Red blood cell (RBC) transfusions in most hospitalized patients should be performed based on "restrictive," rather than "liberal," hemoglobin levels (7 - 8 g/dL), according to new clinical guidelines from the American Association of Blood Banks (AABB).
The new guidelines are based on a systematic literature review and were formulated by a multinstitutional panel of 20 experts led by Jeffrey L. Carson, MD, from the University of Medicine and Dentistry of New Jersey–Robert Wood Johnson Medical School in New Brunswick, and were published online March 26 in the Annals of Internal Medicine.
"Many small trials have addressed the question of optimal use of RBC transfusions," Dr. Carson and colleagues write. "Recently, 2 additional trials were published that expanded by 30% the number of patients included in the evidence base of transfusion trials.

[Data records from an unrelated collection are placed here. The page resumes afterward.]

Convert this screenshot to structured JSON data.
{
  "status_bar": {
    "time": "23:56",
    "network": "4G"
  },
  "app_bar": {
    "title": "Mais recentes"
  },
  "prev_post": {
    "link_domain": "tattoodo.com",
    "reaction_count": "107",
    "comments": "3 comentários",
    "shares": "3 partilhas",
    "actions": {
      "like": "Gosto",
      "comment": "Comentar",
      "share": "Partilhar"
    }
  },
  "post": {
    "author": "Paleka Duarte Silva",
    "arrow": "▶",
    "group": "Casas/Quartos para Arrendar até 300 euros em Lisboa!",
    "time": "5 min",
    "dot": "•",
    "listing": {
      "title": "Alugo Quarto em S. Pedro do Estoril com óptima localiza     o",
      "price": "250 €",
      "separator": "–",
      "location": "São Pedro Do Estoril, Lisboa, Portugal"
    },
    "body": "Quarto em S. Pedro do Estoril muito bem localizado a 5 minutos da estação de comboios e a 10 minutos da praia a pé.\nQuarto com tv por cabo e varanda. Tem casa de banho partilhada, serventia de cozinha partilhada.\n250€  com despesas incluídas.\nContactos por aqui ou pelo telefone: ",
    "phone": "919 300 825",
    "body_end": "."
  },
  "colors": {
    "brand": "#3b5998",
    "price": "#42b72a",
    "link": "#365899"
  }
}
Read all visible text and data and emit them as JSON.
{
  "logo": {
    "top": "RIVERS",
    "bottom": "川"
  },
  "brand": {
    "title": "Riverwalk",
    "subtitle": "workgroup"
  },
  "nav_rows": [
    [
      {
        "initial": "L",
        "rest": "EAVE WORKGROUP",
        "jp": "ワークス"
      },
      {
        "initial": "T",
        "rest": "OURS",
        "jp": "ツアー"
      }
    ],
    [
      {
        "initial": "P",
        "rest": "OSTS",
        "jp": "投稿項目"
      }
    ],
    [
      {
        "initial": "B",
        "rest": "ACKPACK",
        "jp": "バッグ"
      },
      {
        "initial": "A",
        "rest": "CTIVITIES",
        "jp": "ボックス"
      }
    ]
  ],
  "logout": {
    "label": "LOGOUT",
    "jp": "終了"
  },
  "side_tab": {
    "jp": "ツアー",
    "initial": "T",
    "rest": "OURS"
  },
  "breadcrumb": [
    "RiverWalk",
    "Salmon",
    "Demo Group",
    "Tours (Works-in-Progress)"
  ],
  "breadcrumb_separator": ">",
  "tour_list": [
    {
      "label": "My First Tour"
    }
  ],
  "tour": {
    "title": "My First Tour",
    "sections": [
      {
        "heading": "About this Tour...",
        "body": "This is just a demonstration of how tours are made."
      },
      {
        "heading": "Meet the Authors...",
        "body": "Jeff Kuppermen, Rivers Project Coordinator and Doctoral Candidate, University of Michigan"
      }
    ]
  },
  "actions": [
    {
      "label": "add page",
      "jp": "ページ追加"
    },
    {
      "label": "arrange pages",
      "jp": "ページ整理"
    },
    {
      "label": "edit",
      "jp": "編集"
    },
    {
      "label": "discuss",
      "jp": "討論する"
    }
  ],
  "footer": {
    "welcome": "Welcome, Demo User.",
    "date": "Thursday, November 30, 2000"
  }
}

Thus, it is timely to reexamine the data and provide guidance to the medical community," the authors write.
The new guidelines outline 4 major recommendations based on various levels of evidence. The authors conducted a systematic review of 19 randomized clinical trials (including 6264 patients) evaluating transfusion thresholds. Trials were published from 1950 to February 2011.
The first recommendation is adherence to a restrictive transfusion strategy (7 - 8 g/dL) in hospitalized, stable patients. This is classified as a "strong" recommendation based on high-quality evidence.
The second recommendation is that a restrictive strategy be used in hospitalized patients with preexisting cardiovascular disease with consideration of transfusion for patients with symptoms or a hemoglobin level of 8 g/dL or less. The authors describe this recommendation as "weak," with moderate-quality evidence.
The third recommendation is that the AABB cannot recommend either for or against a liberal or restrictive transfusion threshold for hospitalized, hemodynamically stable patients with acute coronary syndrome. The panel classified this as an uncertain recommendation, with very low-quality evidence.
The fourth recommendation is that transfusion decisions should be influenced by symptoms as well as hemoglobin concentration, although again, this was a weak recommendation with low-quality evidence.
According to the panelists, other guidelines have proposed that transfusion is generally not indicated when the hemoglobin concentration is above 10 g/dL, but is indicated when it is less than 6 to 7 g/dL. "However, none of these guidelines recommended a specific transfusion trigger," they write.
"[I]n the current guidelines we explicitly used an evidence-based process that employed the [Grading of Recommendations Assessment, Development, and Evaluation (GRADE)] method," the authors note. "Although individual clinical factors are important, hemoglobin level is one of the critical elements used daily by physicians in the decision to transfuse. Thus, specific evidence-based recommendations on use of hemoglobin levels will help standardize transfusion practice," they conclude.
Transfusing Based on Hemoglobin Levels Alone "Insufficient"
In a related editorial, Jean-Louis Vincent, MD, from the Department of Intensive Care, Erasme Hospital, Université libre de Bruxelles, Belgium, points out that "basing the decision to transfuse only on hemoglobin levels is insufficient."
He adds that he does "not believe that available evidence supports a fixed transfusion trigger. Rather, transfusion decisions need to consider individual patient characteristics, including age and the presence of [coronary artery disease], to estimate a specific patient's likelihood of benefit from transfusion."
He concludes, "The decision to transfuse is too complex and important to be based guided by a single number."
Support for the development of the guidelines was provided by the AABB in Bethesda, Maryland. Dr. Carson reports having a grant or grants pending from Amgen. Conflict-of-interest information for all authors is available on the journal's Web site. Dr. Vincent has disclosed no relevant financial relationships.